Kevin Gough died last week. He was 58. In 2005 he won £9 million on the Lottery. He died broke, alone and alcoholic. Before the big win, Kevin was happily married, worked in a bakery, couple of kids, plenty of friends. But the jackpot did for all that. He stayed on at work but colleagues grew hostile. He then blew millions on high-living and ill-advised ventures. He lost his marriage, his health and finally, last week, his life.
What does Kevin's story tell us? On one level it says something straightforward about how too much money can screw us up. But it also tells us that if you inject a large dose of inequality into our social relationships, you put them - and thereby yourself - at risk.
This simple idea - that the fact of inequality is the root of many social ills - is the main point of `The Spirit Level' , a major international study by academics Richard Wilkinson and Kate Pickett. Mental ill-health, obesity, imprisonment, violence and social isolation are all mitigated, they argue, by greater equality. In short, more equal countries like Japan and Finland have fewer social problems than the more socially stratified US and the UK. Inequality and broken societies are, the evidence says, incontrovertibly related.
What was personally challenging about `The Spirit Level' was that I had accepted growing UK inequality because I know that top 10% of earners contribute 50% of all income tax. Indeed it seemed to me almost `moral’ to allow top earners to go make hay - incentivized by globally low taxes - because we need them to pay for schools and hospitals.
However, two profound points have, I think, changed my mind. Firstly, the financial benefits of more tax coming from higher earners have probably been dwarfed by the costs of us allowing an unequal society to develop in the first place. The second is that in an unequal society even the better-off are far more anxious, fearful and unhealthy than if they lived in a more equal one. Equality, it seems, helps even high earners, even if like me we hate the extra taxation!
So what do we do? Collectively we in the third sector need to remind the parties at this important time that equality will benefit everyone. Politicians, particularly on the Right, need to know that the Big Society has, by definition, to be One Society, not several grossly unequal camps drifting further apart.

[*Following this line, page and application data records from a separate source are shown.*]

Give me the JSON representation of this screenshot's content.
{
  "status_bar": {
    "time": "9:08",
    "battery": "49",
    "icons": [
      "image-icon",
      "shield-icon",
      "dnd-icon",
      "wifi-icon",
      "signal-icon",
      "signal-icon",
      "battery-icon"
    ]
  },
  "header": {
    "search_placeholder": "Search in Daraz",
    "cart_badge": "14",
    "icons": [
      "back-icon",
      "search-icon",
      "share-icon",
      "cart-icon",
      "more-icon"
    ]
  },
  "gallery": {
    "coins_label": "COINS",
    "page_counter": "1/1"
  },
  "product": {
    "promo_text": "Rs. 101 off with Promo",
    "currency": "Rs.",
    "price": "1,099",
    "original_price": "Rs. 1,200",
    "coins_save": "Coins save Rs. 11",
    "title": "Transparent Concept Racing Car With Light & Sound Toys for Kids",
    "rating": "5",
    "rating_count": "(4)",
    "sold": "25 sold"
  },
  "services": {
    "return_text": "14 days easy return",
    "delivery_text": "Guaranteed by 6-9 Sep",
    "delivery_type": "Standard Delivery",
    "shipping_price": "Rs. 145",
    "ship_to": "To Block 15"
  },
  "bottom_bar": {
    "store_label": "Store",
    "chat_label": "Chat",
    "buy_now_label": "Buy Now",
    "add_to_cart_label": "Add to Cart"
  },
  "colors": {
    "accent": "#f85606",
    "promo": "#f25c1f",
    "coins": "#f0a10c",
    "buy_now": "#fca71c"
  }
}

As civil society organisations, we need to continue to walk our talk. Thankfully, unlike the public sector, we never bought the bullshit that supersonic salaries buy success. This fallacy forgets that organisations are, in fact, human communities. And like poor Kevin Gough, our charities need a degree of equality if they are to survive and thrive.